Task to complete:
Retrieve every line from the records in which the word "icon" occurs.
____ Extracted material
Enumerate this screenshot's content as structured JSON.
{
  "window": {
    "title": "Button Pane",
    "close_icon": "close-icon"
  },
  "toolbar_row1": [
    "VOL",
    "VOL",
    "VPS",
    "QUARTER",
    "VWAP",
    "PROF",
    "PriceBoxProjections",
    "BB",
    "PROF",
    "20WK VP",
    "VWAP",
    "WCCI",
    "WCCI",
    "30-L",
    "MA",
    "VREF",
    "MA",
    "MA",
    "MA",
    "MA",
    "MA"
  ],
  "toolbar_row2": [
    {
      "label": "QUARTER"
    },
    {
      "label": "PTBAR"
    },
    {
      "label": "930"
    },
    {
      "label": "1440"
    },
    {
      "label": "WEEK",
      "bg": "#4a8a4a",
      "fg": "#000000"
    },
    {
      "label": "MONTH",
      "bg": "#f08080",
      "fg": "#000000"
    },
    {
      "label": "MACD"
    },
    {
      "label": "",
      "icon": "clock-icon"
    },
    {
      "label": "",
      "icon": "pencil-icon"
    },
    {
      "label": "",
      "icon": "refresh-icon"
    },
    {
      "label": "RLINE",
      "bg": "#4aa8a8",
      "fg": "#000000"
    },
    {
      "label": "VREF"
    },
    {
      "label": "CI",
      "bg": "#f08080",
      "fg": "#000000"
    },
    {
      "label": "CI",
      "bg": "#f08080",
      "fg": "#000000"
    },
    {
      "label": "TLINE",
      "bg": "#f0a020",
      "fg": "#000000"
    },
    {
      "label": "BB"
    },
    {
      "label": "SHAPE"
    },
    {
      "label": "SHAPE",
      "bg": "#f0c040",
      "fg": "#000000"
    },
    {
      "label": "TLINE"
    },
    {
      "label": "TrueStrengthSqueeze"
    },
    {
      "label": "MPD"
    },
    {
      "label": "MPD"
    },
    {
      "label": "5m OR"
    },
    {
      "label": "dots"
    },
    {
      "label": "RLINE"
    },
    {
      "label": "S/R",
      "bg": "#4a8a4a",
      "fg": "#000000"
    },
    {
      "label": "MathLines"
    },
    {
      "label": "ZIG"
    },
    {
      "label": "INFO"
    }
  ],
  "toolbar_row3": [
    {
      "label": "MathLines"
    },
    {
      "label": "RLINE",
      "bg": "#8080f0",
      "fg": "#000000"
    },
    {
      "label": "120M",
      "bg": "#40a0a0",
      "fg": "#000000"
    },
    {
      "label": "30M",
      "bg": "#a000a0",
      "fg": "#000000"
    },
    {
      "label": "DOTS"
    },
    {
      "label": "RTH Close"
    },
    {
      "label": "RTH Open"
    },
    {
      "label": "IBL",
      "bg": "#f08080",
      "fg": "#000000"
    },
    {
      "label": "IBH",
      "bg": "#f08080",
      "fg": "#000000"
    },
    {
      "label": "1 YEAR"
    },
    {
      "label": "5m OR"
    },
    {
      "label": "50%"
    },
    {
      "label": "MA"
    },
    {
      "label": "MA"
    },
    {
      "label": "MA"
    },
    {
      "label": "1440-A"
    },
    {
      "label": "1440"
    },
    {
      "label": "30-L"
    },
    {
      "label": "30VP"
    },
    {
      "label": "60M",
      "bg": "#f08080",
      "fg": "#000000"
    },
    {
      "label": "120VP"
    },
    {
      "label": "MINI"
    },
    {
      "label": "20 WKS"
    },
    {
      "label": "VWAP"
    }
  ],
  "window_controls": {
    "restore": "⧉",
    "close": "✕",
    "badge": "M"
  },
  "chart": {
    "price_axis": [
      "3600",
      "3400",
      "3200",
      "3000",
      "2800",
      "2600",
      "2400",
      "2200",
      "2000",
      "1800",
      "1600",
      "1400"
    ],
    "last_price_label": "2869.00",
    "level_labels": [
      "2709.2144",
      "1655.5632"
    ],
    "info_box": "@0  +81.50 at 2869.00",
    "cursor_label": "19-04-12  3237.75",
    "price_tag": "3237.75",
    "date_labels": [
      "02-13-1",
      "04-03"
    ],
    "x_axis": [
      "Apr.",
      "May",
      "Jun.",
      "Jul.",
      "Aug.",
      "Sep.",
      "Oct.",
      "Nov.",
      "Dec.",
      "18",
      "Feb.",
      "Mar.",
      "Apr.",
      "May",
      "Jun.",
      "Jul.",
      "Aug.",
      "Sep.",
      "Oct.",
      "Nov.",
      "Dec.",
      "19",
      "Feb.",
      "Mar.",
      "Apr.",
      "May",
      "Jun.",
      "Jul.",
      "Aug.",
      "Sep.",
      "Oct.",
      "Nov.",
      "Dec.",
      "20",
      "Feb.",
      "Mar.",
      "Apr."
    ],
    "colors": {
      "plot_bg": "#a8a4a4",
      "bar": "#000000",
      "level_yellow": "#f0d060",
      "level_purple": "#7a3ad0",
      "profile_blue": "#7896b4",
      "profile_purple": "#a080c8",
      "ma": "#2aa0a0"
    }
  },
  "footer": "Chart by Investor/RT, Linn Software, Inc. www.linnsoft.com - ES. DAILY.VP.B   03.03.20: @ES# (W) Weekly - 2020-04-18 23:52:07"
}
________
Solution to this task:
    "close_icon": "close-icon"
      "icon": "clock-icon"
      "icon": "pencil-icon"
      "icon": "refresh-icon"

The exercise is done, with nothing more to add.